Swimming To Relieve Arthritis Pain
Swimming is always thought of to be a fun activity. Some people find it very relaxing to lay on a raft and drift around the pool on a hot summer day. But not many realize that swimming can be very therapeutic. Swimming in a warm pool can help relieve inflammation. Inflammation can cause joint pain. Joint pain and inflammation are just a few of the known symptoms of arthritis.
Swimming is a natural way of reducing these symptoms but not many are aware of it. Some people may not know how to swim and this stops them from benefitting from this treatment. But it shouldn’t. You can’t be afraid of the water but you don’t have to be an excellent swimmer to benefit.
It’s not necessary to do a specific stroke in a warm pool to ease joint pain.

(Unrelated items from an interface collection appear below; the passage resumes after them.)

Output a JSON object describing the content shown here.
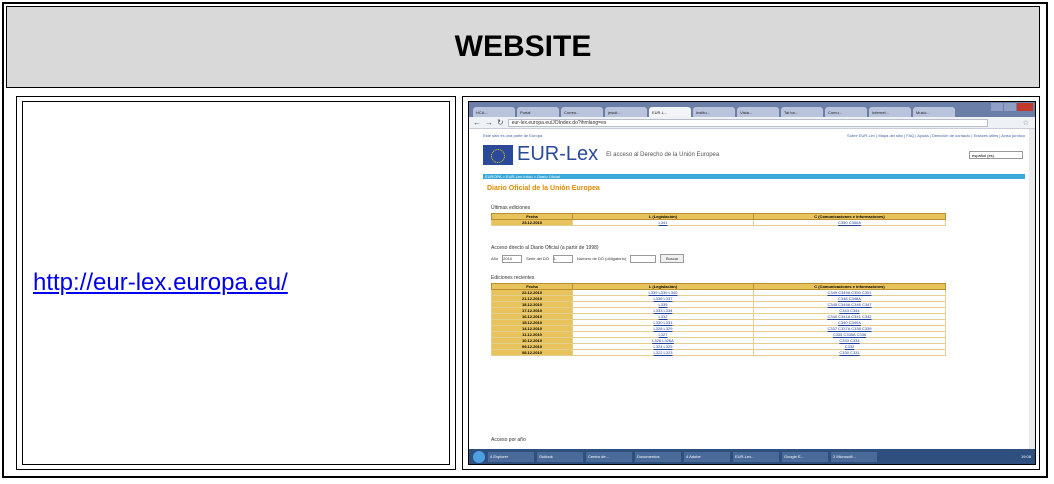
{
  "header": {
    "title": "WEBSITE"
  },
  "link": {
    "text": "http://eur-lex.europa.eu/"
  },
  "screenshot": {
    "tabs": [
      "HCA...",
      "Portal",
      "Correo...",
      "jesuit...",
      "EUR-L...",
      "Institu...",
      "Vista...",
      "Tal ba...",
      "Comu...",
      "Internet...",
      "Music...",
      "DOC...",
      "..."
    ],
    "address": "eur-lex.europa.eu/JOIndex.do?ihmlang=es",
    "topline_left": "Este sitio es una parte de Europa",
    "topline_right": "Sobre EUR-Lex | Mapa del sitio | FAQ | Ayuda | Dirección de contacto | Enlaces útiles | Aviso jurídico",
    "logo": "EUR-Lex",
    "logo_sub": "El acceso al Derecho de la Unión Europea",
    "lang": "español (es)",
    "breadcrumb": "EUROPA > EUR-Lex Inicio > Diario Oficial",
    "page_title": "Diario Oficial de la Unión Europea",
    "last_title": "Últimas ediciones",
    "col_date": "Fecha",
    "col_l": "L (Legislación)",
    "col_c": "C (Comunicaciones e informaciones)",
    "last_row": {
      "date": "23.12.2010",
      "l": "L341",
      "c": "C350 C350A"
    },
    "access_title": "Acceso directo al Diario Oficial (a partir de 1998)",
    "year_label": "Año",
    "year_value": "2010",
    "series_label": "Serie del DO",
    "series_value": "L",
    "number_label": "Número de DO (obligatorio)",
    "search_btn": "Buscar",
    "recent_title": "Ediciones recientes",
    "recent_rows": [
      {
        "date": "22.12.2010",
        "l": "L339 L339 L340",
        "c": "C349 C349A C350 C351"
      },
      {
        "date": "21.12.2010",
        "l": "L336 L337",
        "c": "C348 C348A"
      },
      {
        "date": "18.12.2010",
        "l": "L335",
        "c": "C345 C345A C346 C347"
      },
      {
        "date": "17.12.2010",
        "l": "L333 L334",
        "c": "C343 C344"
      },
      {
        "date": "16.12.2010",
        "l": "L332",
        "c": "C340 C341A C341 C342"
      },
      {
        "date": "15.12.2010",
        "l": "L330 L331",
        "c": "C340 C340A"
      },
      {
        "date": "14.12.2010",
        "l": "L328 L329",
        "c": "C337 C337A C338 C339"
      },
      {
        "date": "11.12.2010",
        "l": "L327",
        "c": "C335 C335A C336"
      },
      {
        "date": "10.12.2010",
        "l": "L326 L326A",
        "c": "C333 C334"
      },
      {
        "date": "09.12.2010",
        "l": "L324 L325",
        "c": "C332"
      },
      {
        "date": "08.12.2010",
        "l": "L322 L323",
        "c": "C330 C331"
      }
    ],
    "year_access": "Acceso por año",
    "taskbar_items": [
      "4 Explorer",
      "Outlook",
      "Centro de...",
      "Documentos",
      "4 Adobe",
      "EUR-Lex...",
      "Google E...",
      "2 Microsoft..."
    ],
    "clock": "19:08"
  }
}
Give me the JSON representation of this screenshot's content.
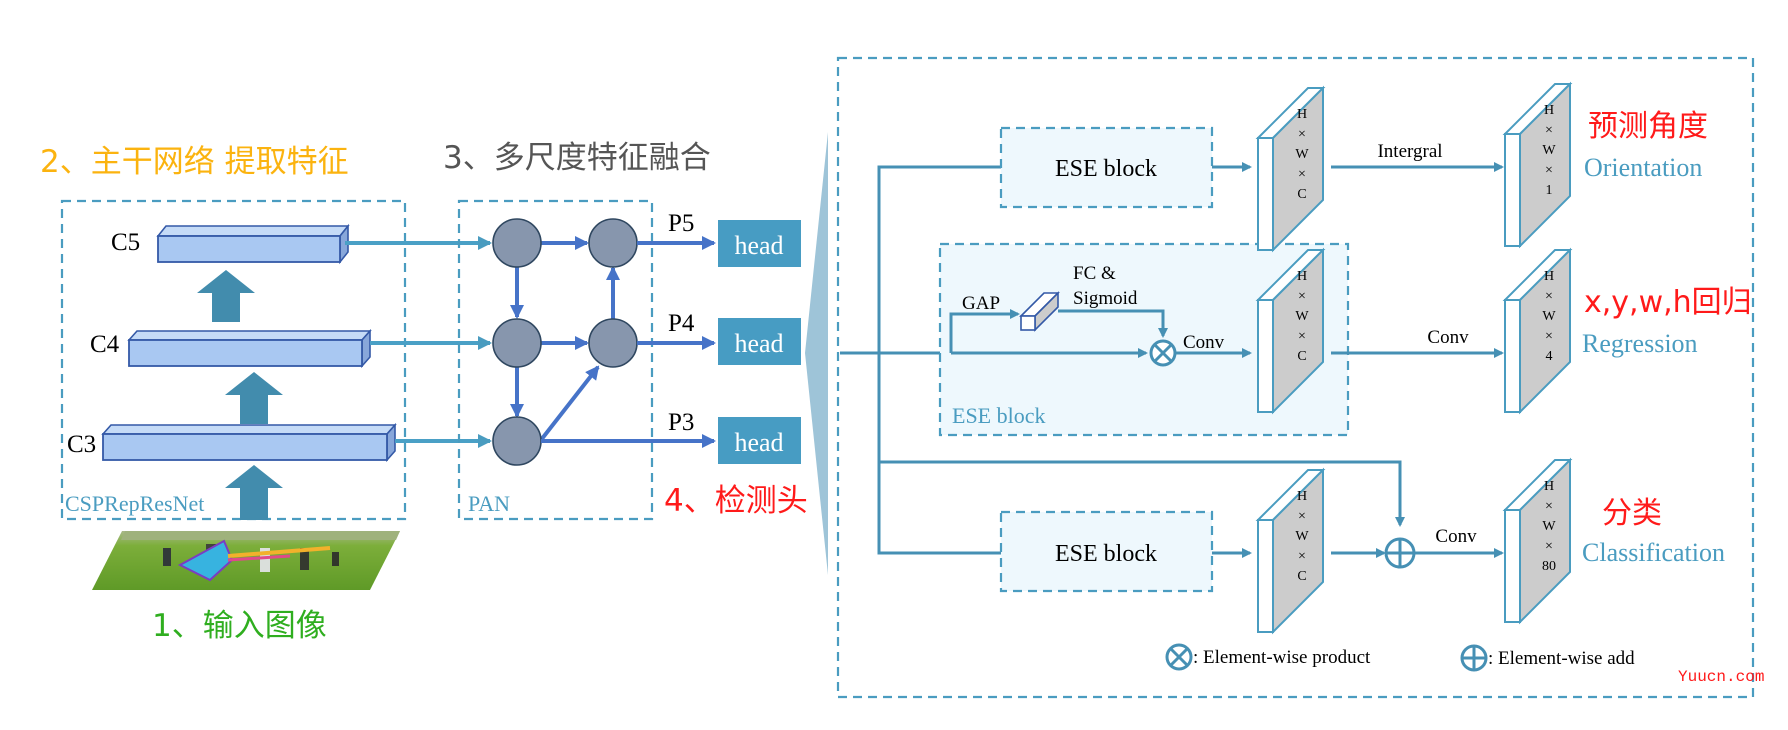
{
  "steps": {
    "input": "1、输入图像",
    "backbone": "2、主干网络 提取特征",
    "neck": "3、多尺度特征融合",
    "head": "4、检测头"
  },
  "colors": {
    "input_label": "#2fae1f",
    "backbone_label": "#fbb30f",
    "neck_label": "#555555",
    "head_label": "#ff1a1a",
    "output_cn": "#ff1a1a",
    "output_en": "#4a9cc0",
    "accent": "#479cc3"
  },
  "backbone": {
    "name": "CSPRepResNet",
    "levels": [
      "C5",
      "C4",
      "C3"
    ]
  },
  "neck": {
    "name": "PAN",
    "outputs": [
      "P5",
      "P4",
      "P3"
    ]
  },
  "heads": [
    "head",
    "head",
    "head"
  ],
  "detail": {
    "ese_block": "ESE block",
    "ese_inner": {
      "gap": "GAP",
      "fc_line1": "FC &",
      "fc_line2": "Sigmoid",
      "conv": "Conv",
      "label": "ESE block"
    },
    "feature_map": [
      "H",
      "×",
      "W",
      "×",
      "C"
    ],
    "branches": [
      {
        "op": "Intergral",
        "dims": [
          "H",
          "×",
          "W",
          "×",
          "1"
        ],
        "label_cn": "预测角度",
        "label_en": "Orientation"
      },
      {
        "op": "Conv",
        "dims": [
          "H",
          "×",
          "W",
          "×",
          "4"
        ],
        "label_cn": "x,y,w,h回归",
        "label_en": "Regression"
      },
      {
        "op": "Conv",
        "dims": [
          "H",
          "×",
          "W",
          "×",
          "80"
        ],
        "label_cn": "分类",
        "label_en": "Classification"
      }
    ],
    "legend": {
      "product": ": Element-wise product",
      "add": ": Element-wise add"
    }
  },
  "watermark": "Yuucn.com"
}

All you have to do is can just walk around inside the pool. This can ease pain in the foot, ankle, knee, and hip.
Crouching (leaving just the head above water), moving the arms and wrists in a criss-crossing motion can have an effective outcome on the fingers, wrists, elbows, and shoulders.
Arthritis sufferers can experience achiness and pain that keeps them from doing normal daily activities. Their range of motion may be affected. This can stop them from doing any type of exercise which is beneficial in treating arthritis symptoms. By being in the water it makes them weightless allowing more movement without pain which by far is a relief.
There are a few easy swimming strokes one can master with a little practice and determination such as:
The doggie paddle – is a combination of kicking the legs while moving the hands underwater in a scratching motion to help stay afloat.
The crawl – this stroke is similar to the doggie paddle, with the exception of the use of hands. In this stroke you use your arms in an overhead through the water pulling the water towards you repeatedly and alternately.
There are many different swimming strokes that can be used to relieve a specific joint’s pain. But there are also some strokes that can do more harm than good such as the breast stroke. The breast stroke requires the legs to be used in a frog kick motion which can cause added pain to the knee. You may not feel the pain while doing them because of being so weightless in the water but upon getting out the adverse effect will be noticeable.
This is why it is a good practice to always speak with a healthcare professional or physical therapist when it comes to adding this type of treatment to your regime. Everyone is different and a healthcare professional can help decide what treatments are best for your condition.
It is also an important factor if you are using swimming as a treatment to practice water safety. If you aren’t an experienced swimmer you shouldn’t swim alone. This is especially true for a non-swimmer arthritis sufferer who may experience a flare up of arthritis pain, or cramping.